Concentration of jurisdiction in other areas
In 1999, jurisdiction was only concentrated for cases under the 1980 Child Abduction Convention (return and access as explained above) and for the recognition and declaration of enforceability of foreign custody and access orders under the European Convention of 20 May 1980 on Recognition and Enforcement of Decisions concerning Custody of Children and on Restoration of Custody of Children. As Brussels IIa became applicable in Germany on 1 March 2005 and the 1996 Child Protection Convention on 1 January 2011, recognition and declaration of enforceability of custody and contact orders under those instruments were added, as well as cases under Articles 41 and 42 of Brussels IIa (direct cross-border enforcement of contact orders and certain return orders) and Article 48 of Brussels IIa (practical arrangements for the exercise of access) and the procedure for obtaining consent for cross-border placement of children in Germany (Article 56 of Brussels IIa, Article 33 of the 1996 Child Protection
For the reasons given under 2., concentration has proven so successful in international child protection matters that it was subsequently also introduced for inter-country adoption (recognition and determination of effects), recognition and declaration of enforceability of foreign decisions under the Hague Convention of 13 January 2000 on the International Protection of Adults and, most recently, Council Regulation (EC) No 4/2009 on jurisdiction, applicable law, recognition and enforcement of decisions and cooperation in matters relating to maintenance obligations.
To sum up: still each Hague case has difficult components but we feel in a privileged position in Germany, now that judges with more experience handle these cases. Although the parties and sometimes their attorneys have to travel a longer distance to the court they frequently inform us afterwards that this was easy to accept because in return they were able to have their case heard by a more knowledgeable court.
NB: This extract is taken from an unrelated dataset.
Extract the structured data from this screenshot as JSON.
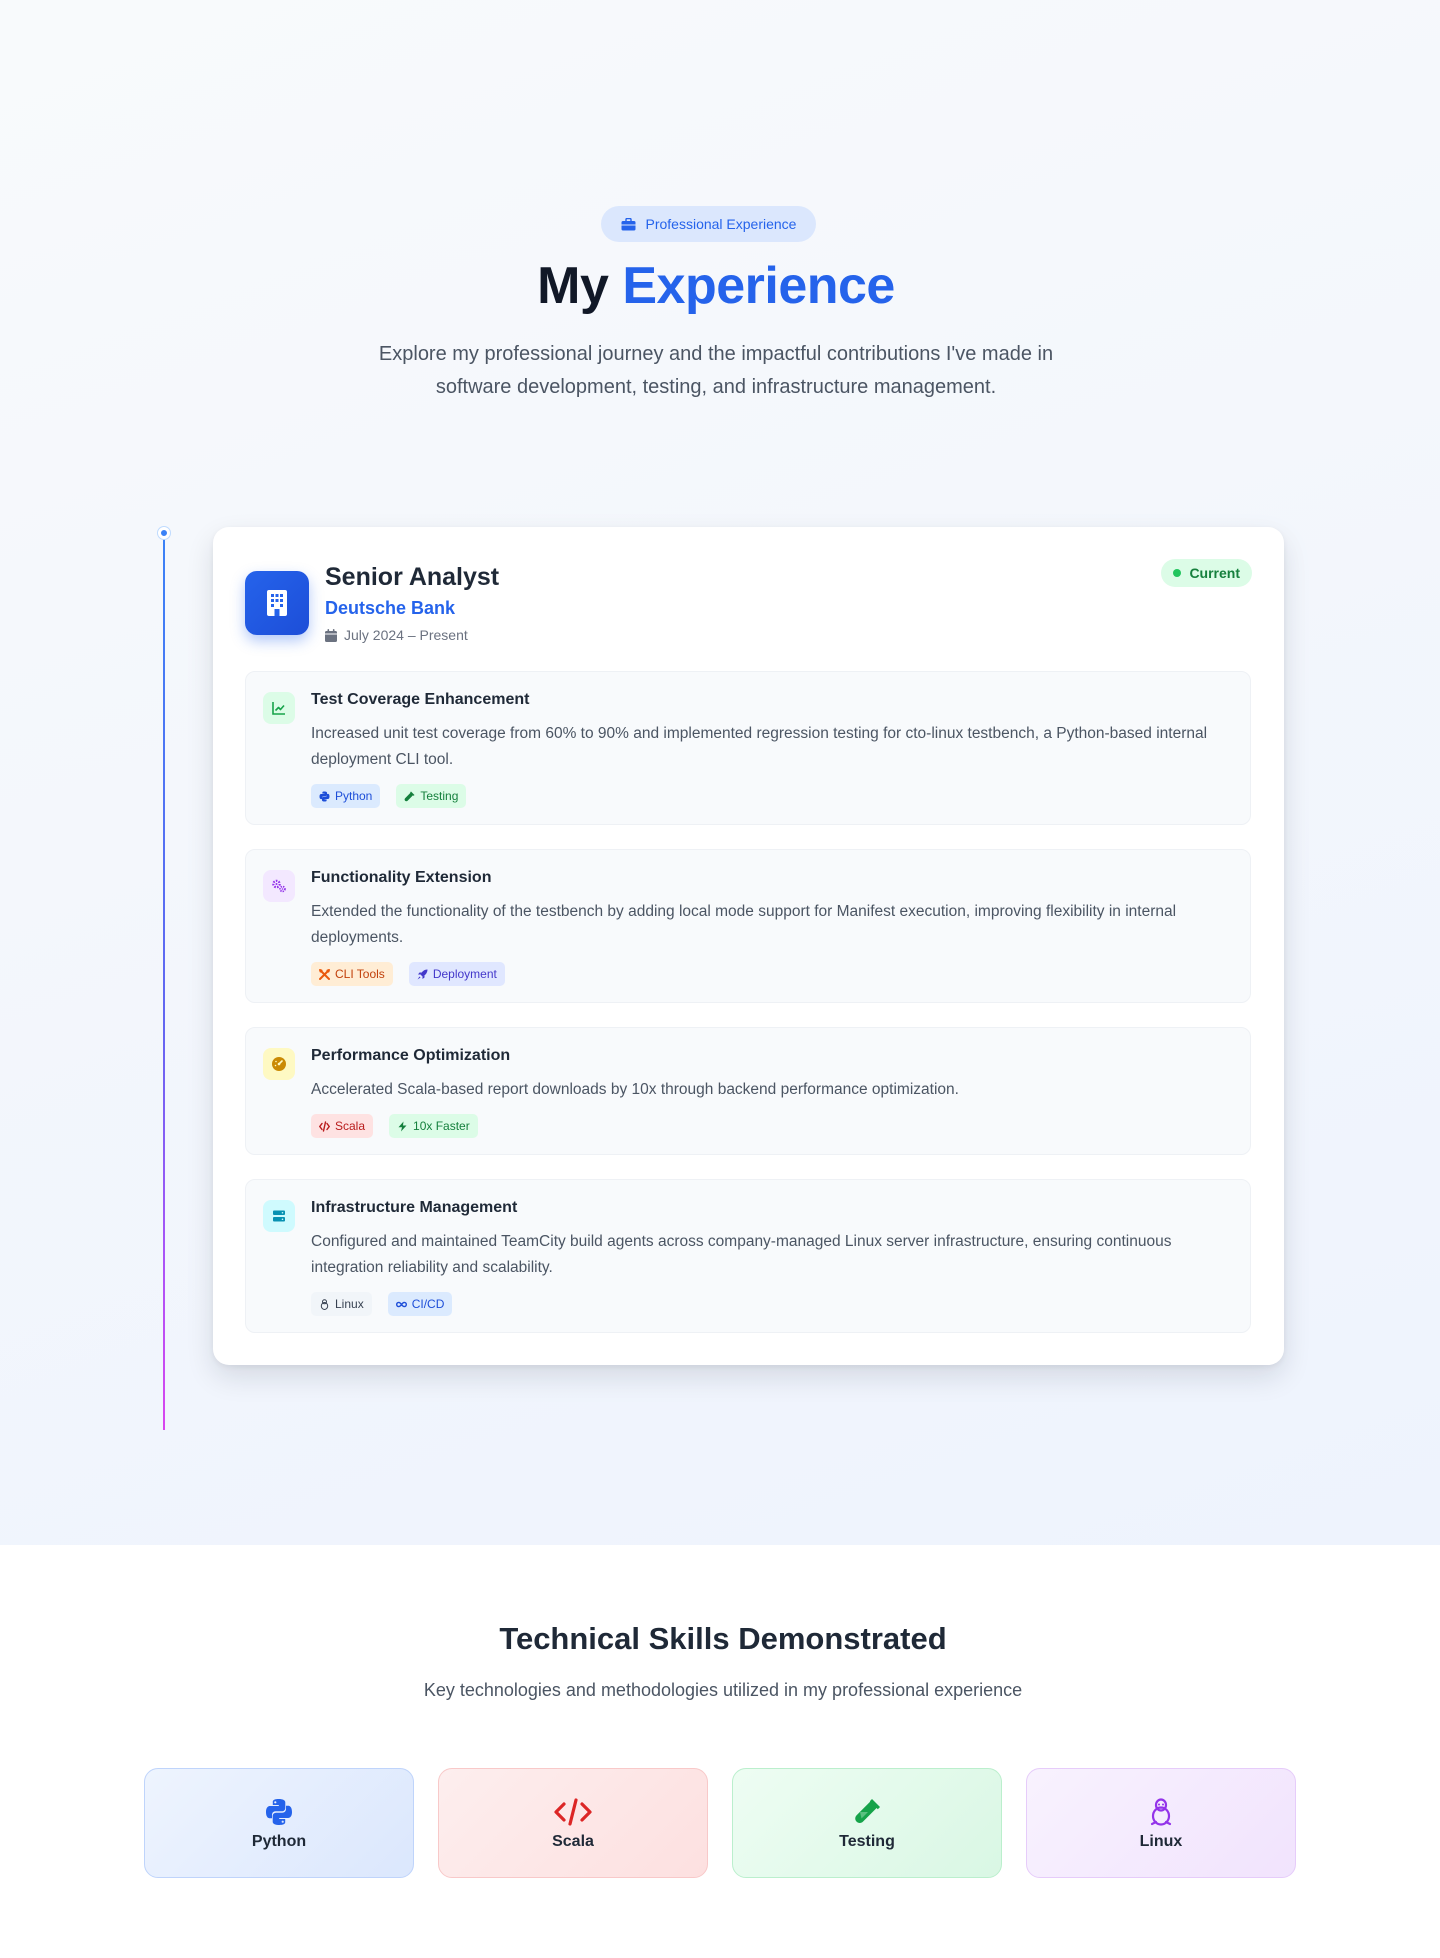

That means that in addition to better experience and knowledge within the courts, specialisation also leaves the persons involved more satisfied.